[Data about app and page elements]
::::::

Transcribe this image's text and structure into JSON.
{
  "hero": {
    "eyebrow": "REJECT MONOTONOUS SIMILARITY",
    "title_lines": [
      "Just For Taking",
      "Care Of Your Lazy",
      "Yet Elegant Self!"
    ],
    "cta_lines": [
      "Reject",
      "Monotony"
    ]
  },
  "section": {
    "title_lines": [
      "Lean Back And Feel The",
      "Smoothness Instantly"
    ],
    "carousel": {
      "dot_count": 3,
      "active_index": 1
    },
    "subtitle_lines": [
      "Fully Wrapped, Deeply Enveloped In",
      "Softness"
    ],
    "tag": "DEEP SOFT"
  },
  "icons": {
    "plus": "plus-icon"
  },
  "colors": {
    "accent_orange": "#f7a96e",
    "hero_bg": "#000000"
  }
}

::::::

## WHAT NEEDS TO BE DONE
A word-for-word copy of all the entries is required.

## SOLUTION TO THIS TASK
Transcribe this image's text and structure into JSON.
{
  "hero": {
    "eyebrow": "REJECT MONOTONOUS SIMILARITY",
    "title_lines": [
      "Just For Taking",
      "Care Of Your Lazy",
      "Yet Elegant Self!"
    ],
    "cta_lines": [
      "Reject",
      "Monotony"
    ]
  },
  "section": {
    "title_lines": [
      "Lean Back And Feel The",
      "Smoothness Instantly"
    ],
    "carousel": {
      "dot_count": 3,
      "active_index": 1
    },
    "subtitle_lines": [
      "Fully Wrapped, Deeply Enveloped In",
      "Softness"
    ],
    "tag": "DEEP SOFT"
  },
  "icons": {
    "plus": "plus-icon"
  },
  "colors": {
    "accent_orange": "#f7a96e",
    "hero_bg": "#000000"
  }
}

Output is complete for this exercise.